I don’t want this to be too harsh considering the show’s circumstances. An adaptation of “Y” has been in the works since 2007 when New Line Cinema acquired the film rights and after years of development hell: With multiple scripts, a switch in format from movie to show, several cast changes and a revolving door of showrunners, this project had all the markings of a catastrophe. Yet when the dust had settled, the final cast and crew did their best to promote and spread it. They showed a clear passion and energy for the show that hinted it may not be as bad as most feared it would be after 14 years, and it shows in the final product for better and for worse. Everyone is here clearly trying to make a good show, they’re just trying too hard.
There are three distinct plotlines this season, each with their own strengths and fatal flaws. First is the journey of the titular last man, Yorick (yes, as in the skull from Hamlet. It makes sense, trust me). This is a standard apocalyptic road trip story, and by far the closest to the original comic, but it lacks any kind of levity or self-awareness. It’s draped in self-seriousness and muted colors to the point where the tone overshadows the admittedly solid cast. Ben Schnetzer as Yorick, Ashley Romans as Agent 355 and Diana Bang as Dr. Allison Mann are all good and their chemistry steadily improves throughout the season, but that’s the only bright spot in this mess of a story. It lacks a central drive and any sense of fun or surreality that made the original comic so endearing and different.
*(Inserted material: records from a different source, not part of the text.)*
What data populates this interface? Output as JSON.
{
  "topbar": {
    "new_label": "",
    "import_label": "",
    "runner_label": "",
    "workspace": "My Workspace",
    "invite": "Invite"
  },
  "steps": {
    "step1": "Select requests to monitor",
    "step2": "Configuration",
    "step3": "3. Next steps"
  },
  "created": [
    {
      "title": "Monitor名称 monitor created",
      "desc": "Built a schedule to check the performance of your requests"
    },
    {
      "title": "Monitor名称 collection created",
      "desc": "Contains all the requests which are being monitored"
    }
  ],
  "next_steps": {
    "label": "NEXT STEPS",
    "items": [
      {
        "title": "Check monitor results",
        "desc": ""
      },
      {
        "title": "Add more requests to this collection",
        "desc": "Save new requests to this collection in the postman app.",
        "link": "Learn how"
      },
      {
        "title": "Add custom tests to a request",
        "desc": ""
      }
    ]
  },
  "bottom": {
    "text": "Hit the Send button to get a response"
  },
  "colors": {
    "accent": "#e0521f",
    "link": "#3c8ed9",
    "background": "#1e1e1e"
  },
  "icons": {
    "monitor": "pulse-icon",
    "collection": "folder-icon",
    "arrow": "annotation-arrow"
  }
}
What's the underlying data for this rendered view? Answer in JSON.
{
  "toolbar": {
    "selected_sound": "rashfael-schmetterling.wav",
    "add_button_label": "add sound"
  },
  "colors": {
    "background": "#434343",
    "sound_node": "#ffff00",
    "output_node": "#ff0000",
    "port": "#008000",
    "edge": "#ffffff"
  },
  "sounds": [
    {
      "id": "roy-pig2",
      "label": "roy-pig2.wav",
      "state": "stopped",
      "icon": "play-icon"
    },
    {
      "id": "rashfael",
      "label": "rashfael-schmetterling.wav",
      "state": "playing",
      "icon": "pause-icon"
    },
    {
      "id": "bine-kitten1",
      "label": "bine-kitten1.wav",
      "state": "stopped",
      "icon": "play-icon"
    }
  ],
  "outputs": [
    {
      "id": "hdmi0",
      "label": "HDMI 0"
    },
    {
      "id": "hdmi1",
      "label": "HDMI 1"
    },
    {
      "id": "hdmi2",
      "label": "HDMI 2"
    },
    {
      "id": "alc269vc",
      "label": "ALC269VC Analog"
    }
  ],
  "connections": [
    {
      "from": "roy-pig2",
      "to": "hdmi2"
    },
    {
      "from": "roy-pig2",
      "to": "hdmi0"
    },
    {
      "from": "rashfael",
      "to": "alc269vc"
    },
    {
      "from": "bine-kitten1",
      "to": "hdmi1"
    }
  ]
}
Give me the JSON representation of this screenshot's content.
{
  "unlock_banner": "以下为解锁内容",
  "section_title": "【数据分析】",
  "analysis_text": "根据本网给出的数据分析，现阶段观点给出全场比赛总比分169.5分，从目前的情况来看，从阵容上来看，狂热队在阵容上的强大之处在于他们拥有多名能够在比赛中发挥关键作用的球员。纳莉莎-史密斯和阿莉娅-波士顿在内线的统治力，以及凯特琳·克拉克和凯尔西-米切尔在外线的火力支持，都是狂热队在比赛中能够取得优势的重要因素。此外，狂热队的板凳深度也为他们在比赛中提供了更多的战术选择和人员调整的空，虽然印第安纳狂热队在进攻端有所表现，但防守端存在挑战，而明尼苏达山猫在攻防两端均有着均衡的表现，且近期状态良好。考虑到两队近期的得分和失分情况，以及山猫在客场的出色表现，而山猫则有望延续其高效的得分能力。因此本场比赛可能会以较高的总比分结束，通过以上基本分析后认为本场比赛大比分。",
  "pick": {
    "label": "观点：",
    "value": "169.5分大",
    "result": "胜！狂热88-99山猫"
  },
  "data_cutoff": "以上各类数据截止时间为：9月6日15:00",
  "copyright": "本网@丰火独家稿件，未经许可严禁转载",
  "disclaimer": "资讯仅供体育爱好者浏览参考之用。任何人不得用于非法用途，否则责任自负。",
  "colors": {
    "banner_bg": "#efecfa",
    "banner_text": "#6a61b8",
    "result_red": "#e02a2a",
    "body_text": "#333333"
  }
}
It echoes the fundamental problem that this show doesn’t seem to understand: More story doesn’t always make a better story.
Next up is Hero (Olivia Thirlby), Yorick’s wayward sister, and her transgender friend Sam (Elliot Fletcher). Now, Sam’s inclusion is an obvious and admirable attempt to fix the lack of important transgender characters in the original comic, and Fletcher puts in the work to try and make his character relatable. And yet, it all feels pointless. The show portrays Sam with only two traits: He’s trans and he’s loyal to Hero. That’s it. And Hero herself is probably the least likeable character in the show, despite Thirlby’s best efforts. The attempts that the writing makes at having her be a sympathetic character with a difficult past only result in annoyance and frustration from the audience. Even when the pair meets Nora Brady (Marin Ireland) and Roxanne (Missi Pyle) with her cult of avenging women, little momentum is added, in fact it only makes this story feel more soap opera-y. The ideas here are interesting, but again, there’s too much bad writing to outweigh the otherwise good performances.
Last, and least, we have what’s left of the U.S. government holed up in the Pentagon being led by newly appointed President Jennifer Brown (Diane Lane), Yorick and Hero’s mother. Despite clear efforts from Diane Lane as President Brown and Amber Tamblyn as Kimberly Campbell Cunningham (daughter of the now-deceased conservative president), nothing about this story feels important. What was once a throwaway reference and cut-back in the original story has been expanded into a full third of the show with no real goal other than to make half-baked attempts at commentary on modern politics. All the allusions to current political figures and battles (drink every time someone calls someone a Nazi or Snowflake) just make the whole thing feel more tiresome, all culminating in a far too predictable and unsatisfying endgame.
I did my best to judge this show on its own merits, and even then it constantly failed. As a result of constant setbacks in production, the strong performances and clear passion behind the camera are just completely overruled by bad writing, useless additions to the story and lack of focus. If it wasn’t for the source material, I would have already forgotten this generic and formless adaptation existed. Truth be told, I may have already started.